The amount represents $30 million for vendor payables and $125 million in capital improvement projects. However, this amount is only estimated for the first year.
Guam – The governor’s office is planning to ask the Legislature for approval to fund a complete overhaul of the Guam Memorial Hospital. This will include closing out a $30 million debt.
The total cost for all this, some of which will be funded by taxpayer money is $155 million.
Governor Eddie Calvo and the Hospital Management Advisory Team met with GMH employees today to present their plan for what they are calling a complete and total transformation of GMH.
The plan will be sent to the legislature in the form of a bill that will give lawmakers options to choose from in how to finance their plan. So how much do they need?
Here’s a breakdown:
– $45 million to tear down and rebuild the Z wing of GMH will be turned into an outpatient facility;
– $35 million to appropriately furnish the Z wing. This will include medical equipment, laboratory supplies, diagnostic equipment and other interior furnishings needed to operate the facility;
– $20 million to fully integrate and upgrade the hospital’s IT system;
– $10 million to renovate and expand the hospital’s overcrowded parking structure;
– $5 million for the roof system upgrades;
– $5 million for an automated dispensing system; and
– $5 million for electrical upgrades to their panel
“It really is a comprehensive approach. So the total that we’re going to be approaching the legislature with for this portion of CIP work is $125 million,” explains Lester Carlson, a member of HMAT.
Together with a $30 million vendor payable, the governor’s bill is seeking a total of $155 million. So how exactly do they propose to fund this?
Members of the GMH administration and HMAT say they’ll be presenting the Legislature with a number of options. It will be a mixture of borrowing money, refinancing bonds and raising taxes.
“One of the first things that we’re going to be doing is we’re asking the legislature for authorization to take three existing–two loans and one bond. Right now the interest rate environment is very, very good for refinancing. So step one is to get authorization to refund the existing section 30 bond, a Bank of Guam loan and another bond for the expansion of Okkodo High School. Those collectively will take our existing debt service and bring our cost down because of the savings,” explains Carlson.

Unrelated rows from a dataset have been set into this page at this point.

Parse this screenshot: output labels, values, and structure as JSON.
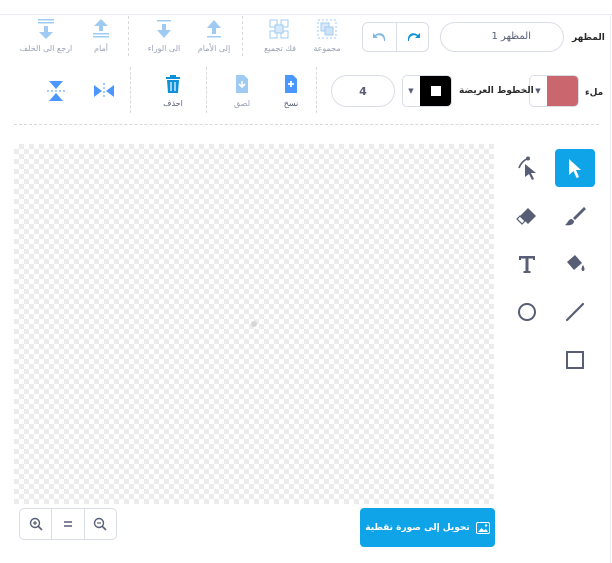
{
  "toolbar": {
    "costume_label": "المظهر",
    "costume_name": "المظهر 1",
    "group_label": "مجموعة",
    "ungroup_label": "فك تجميع",
    "forward_label": "إلى الأمام",
    "backward_label": "الى الوراء",
    "front_label": "الى الأمام",
    "back_label": "أمام",
    "to_back_label": "ارجع الى الخلف",
    "fill_label": "ملء",
    "outline_label": "الخطوط العريضة",
    "outline_size": "4",
    "copy_label": "نسخ",
    "paste_label": "لصق",
    "delete_label": "احذف"
  },
  "colors": {
    "fill": "#c9666e",
    "outline": "#000000",
    "accent": "#0fa3e8"
  },
  "canvas": {
    "convert_button_label": "تحويل إلى صورة نقطية",
    "zoom_in_icon": "zoom-in-icon",
    "zoom_reset_icon": "equals-icon",
    "zoom_out_icon": "zoom-out-icon"
  },
  "tools": [
    "select",
    "reshape",
    "brush",
    "eraser",
    "fill",
    "text",
    "line",
    "circle",
    "rectangle"
  ]
}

HMAT chairperson Wil Castro says they are also proposing external revenue generating sources.
“What Governor Calvo has done, and I stated this to the community, is put forward a myriad, a variety of options that may, that do include some tax opportunities for taxes either to be created or to increase existing taxes. But there’s also two provisions within that have nothing to do with taxes. The increase in the fee structure is not a tax. The implementation of an automated ticket trafficking system is not a tax,” says Castro.

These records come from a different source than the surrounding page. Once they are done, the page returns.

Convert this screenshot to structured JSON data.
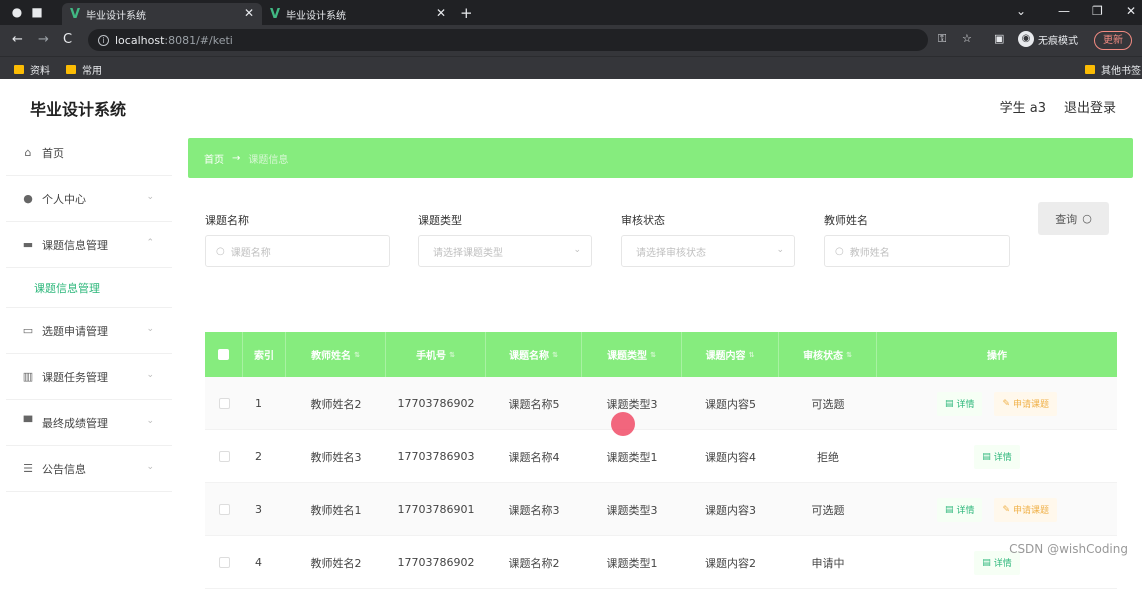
{
  "browser": {
    "tabs": [
      {
        "title": "毕业设计系统",
        "active": true
      },
      {
        "title": "毕业设计系统",
        "active": false
      }
    ],
    "url_host": "localhost",
    "url_path": ":8081/#/keti",
    "incognito_label": "无痕模式",
    "update_label": "更新",
    "bookmarks": [
      "资料",
      "常用"
    ],
    "other_bookmarks": "其他书签"
  },
  "app": {
    "title": "毕业设计系统",
    "user": "学生 a3",
    "logout": "退出登录"
  },
  "sidebar": {
    "items": [
      {
        "label": "首页",
        "icon": "home-icon"
      },
      {
        "label": "个人中心",
        "icon": "user-icon"
      },
      {
        "label": "课题信息管理",
        "icon": "folder-icon"
      },
      {
        "label": "选题申请管理",
        "icon": "briefcase-icon"
      },
      {
        "label": "课题任务管理",
        "icon": "chart-icon"
      },
      {
        "label": "最终成绩管理",
        "icon": "monitor-icon"
      },
      {
        "label": "公告信息",
        "icon": "sliders-icon"
      }
    ],
    "active_sub": "课题信息管理"
  },
  "breadcrumb": {
    "home": "首页",
    "current": "课题信息"
  },
  "filters": {
    "topic_name": {
      "label": "课题名称",
      "placeholder": "课题名称"
    },
    "topic_type": {
      "label": "课题类型",
      "placeholder": "请选择课题类型"
    },
    "review_status": {
      "label": "审核状态",
      "placeholder": "请选择审核状态"
    },
    "teacher_name": {
      "label": "教师姓名",
      "placeholder": "教师姓名"
    },
    "query_label": "查询"
  },
  "table": {
    "headers": [
      "索引",
      "教师姓名",
      "手机号",
      "课题名称",
      "课题类型",
      "课题内容",
      "审核状态",
      "操作"
    ],
    "detail_label": "详情",
    "apply_label": "申请课题",
    "rows": [
      {
        "idx": "1",
        "teacher": "教师姓名2",
        "phone": "17703786902",
        "name": "课题名称5",
        "type": "课题类型3",
        "content": "课题内容5",
        "status": "可选题",
        "can_apply": true
      },
      {
        "idx": "2",
        "teacher": "教师姓名3",
        "phone": "17703786903",
        "name": "课题名称4",
        "type": "课题类型1",
        "content": "课题内容4",
        "status": "拒绝",
        "can_apply": false
      },
      {
        "idx": "3",
        "teacher": "教师姓名1",
        "phone": "17703786901",
        "name": "课题名称3",
        "type": "课题类型3",
        "content": "课题内容3",
        "status": "可选题",
        "can_apply": true
      },
      {
        "idx": "4",
        "teacher": "教师姓名2",
        "phone": "17703786902",
        "name": "课题名称2",
        "type": "课题类型1",
        "content": "课题内容2",
        "status": "申请中",
        "can_apply": false
      }
    ]
  },
  "watermark": "CSDN @wishCoding",
  "colors": {
    "accent_green": "#86ec7e",
    "text_green": "#2db77b",
    "apply_orange": "#f0b24b"
  }
}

However, the experts acknowledge that the bill also proposes a tax hike. How it will be implemented will be up to the legislature.
“So if I go to the grocery store today and spend $100, I’m OK spending $1 more that’s gonna come to GMH. That’s what a four percent to five percent increase would represent. If I were to go to the store today, that’s just one of the proposals. There’s many other opportunities,” says Chris Duenas, a senior staffer at the governor’s office.
The bill was just transmitted to the legislature today at 5 pm. You can read the bill by clicking on the file below.